Along about September, I begin humming Christmas tunes. They come automatically, even though the thermometer might be topping 80 and the stores are filling with Halloween candy.
I like Christmas music, all sorts: the hymns, the carols, the standards, the novelty numbers. The good ones, the really bad ones. It doesn't matter. If it's about Christmas, I'll listen. Even those stupid dogs barking Jingle Bells. ("You know, deck them halls and all that stuff.")
What's not to like about Silent Night, I Saw Mommy Kissing Santa Claus and The 12 Days of Christmas? How can you not be carried away by the soothing voices of Nat King Cole and Gene Autry, Burl Ives and Eartha Kitt, church choirs and the Chipmunks?
Put that music on the radio, and I'll listen. Make it a prominent part of the church pageant or the school play. Splash it across a holiday movie. Pipe it from the loudspeakers. It doesn't take much to get me into the mood.
Perhaps once each holiday season, if I listen carefully enough, I will catch the rarely played opening to Bing Crosby's White Christmas: "The sun is shining. The grass is green. The orange and palm trees sway. There's never been such a day in Beverly Hills, L.A. But it's December the twenty-fourth, and I'm longing to be up north."
The music is just a part of the entire Christmas season, an appetizer for what is to come. It tells me to look forward to Scrooge as he undergoes his enlightenment, tinsel and candy canes just around the corner, trees in our houses ranging from Charlie Brownish to stately.
We can look forward to, or dread, shopping on the day after Thanksgiving (which I've never attempted) or at the very last minute (which I've always done). We can be sure of reading the annual calculation of the cost of four calling birds, three French hens and the rest. Even in our clime, we know that Frosty will come to life and that sunshine will bring him down.
There will be jingle bells and sleigh bells and church bells and The Miracle of the Bells. We might be tempted to have chestnuts roasting on an open fire, but beware: They tend to explode and pop out onto the carpet.
We will definitely find expressions we never hear the rest of the year: They were sore afraid; great with child; good tidings; swaddling clothes; away in a manger; heavenly hosts; myrrh and frankincense; and on Earth peace, good will toward men.

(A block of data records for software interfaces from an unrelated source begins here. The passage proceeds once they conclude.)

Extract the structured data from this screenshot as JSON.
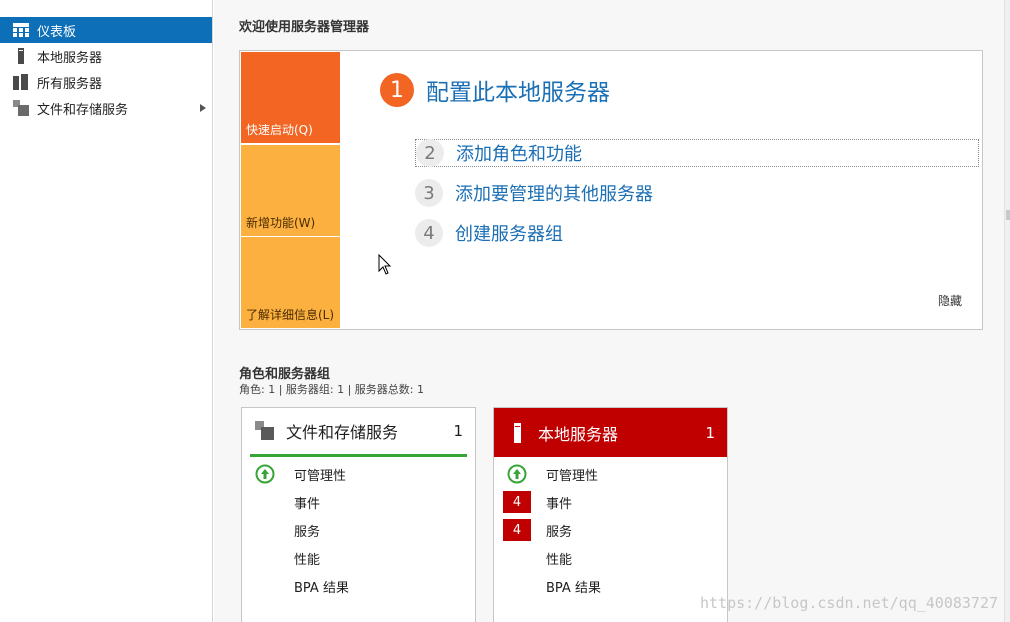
{
  "sidebar": {
    "items": [
      {
        "label": "仪表板",
        "icon": "dashboard-icon",
        "active": true
      },
      {
        "label": "本地服务器",
        "icon": "server-icon"
      },
      {
        "label": "所有服务器",
        "icon": "servers-icon"
      },
      {
        "label": "文件和存储服务",
        "icon": "file-storage-icon",
        "has_arrow": true
      }
    ]
  },
  "welcome": {
    "title": "欢迎使用服务器管理器",
    "tiles": [
      "快速启动(Q)",
      "新增功能(W)",
      "了解详细信息(L)"
    ],
    "main_step": {
      "num": "1",
      "label": "配置此本地服务器"
    },
    "steps": [
      {
        "num": "2",
        "label": "添加角色和功能"
      },
      {
        "num": "3",
        "label": "添加要管理的其他服务器"
      },
      {
        "num": "4",
        "label": "创建服务器组"
      }
    ],
    "hide_label": "隐藏"
  },
  "roles": {
    "title": "角色和服务器组",
    "subtitle": "角色: 1 | 服务器组: 1 | 服务器总数: 1",
    "cards": [
      {
        "title": "文件和存储服务",
        "count": "1",
        "rows": [
          {
            "label": "可管理性",
            "status": "ok"
          },
          {
            "label": "事件"
          },
          {
            "label": "服务"
          },
          {
            "label": "性能"
          },
          {
            "label": "BPA 结果"
          }
        ]
      },
      {
        "title": "本地服务器",
        "count": "1",
        "rows": [
          {
            "label": "可管理性",
            "status": "ok"
          },
          {
            "label": "事件",
            "badge": "4"
          },
          {
            "label": "服务",
            "badge": "4"
          },
          {
            "label": "性能"
          },
          {
            "label": "BPA 结果"
          }
        ]
      }
    ]
  },
  "watermark": "https://blog.csdn.net/qq_40083727",
  "colors": {
    "accent": "#0c6fb7",
    "quick_start": "#f26522",
    "tile": "#fbb040",
    "link": "#1b6fb5",
    "alert": "#c00000",
    "ok": "#36a536"
  }
}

The movies help make the season: Miracle on 34th Street (the 1947 version); It's a Wonderful Life; Christmas in Connecticut; A Christmas Carol; Christmas Vacation; A Christmas Story ("You'll shoot your eye out!").
And we can't forget A Visit from St. Nicholas, the poem that still captures the magic of the gift-giving season for children young and old.
Did I forget anything? Snow? Let's hope so. Gift returns? Let's hope not. Eggnog and figgy pudding (whatever that is). Christmas cards and stamps and sweaters. Not quite enough wrapping paper to cover the package, but more than enough to litter the floor Christmas morning. Holly and mistletoe. Poinsettias and fruitcakes. Too many parties and way too many calories. Nativity scenes and frost. Bell-ringers and greetings. Reindeer and ho, ho, ho. Getting up early. Giving and receiving.
To me, there's nothing better than Christmas. I wish it lasted all year long. That's why I start celebrating in September.
Reach Glynn Moore at (706) 823-3419 or firstname.lastname@example.org.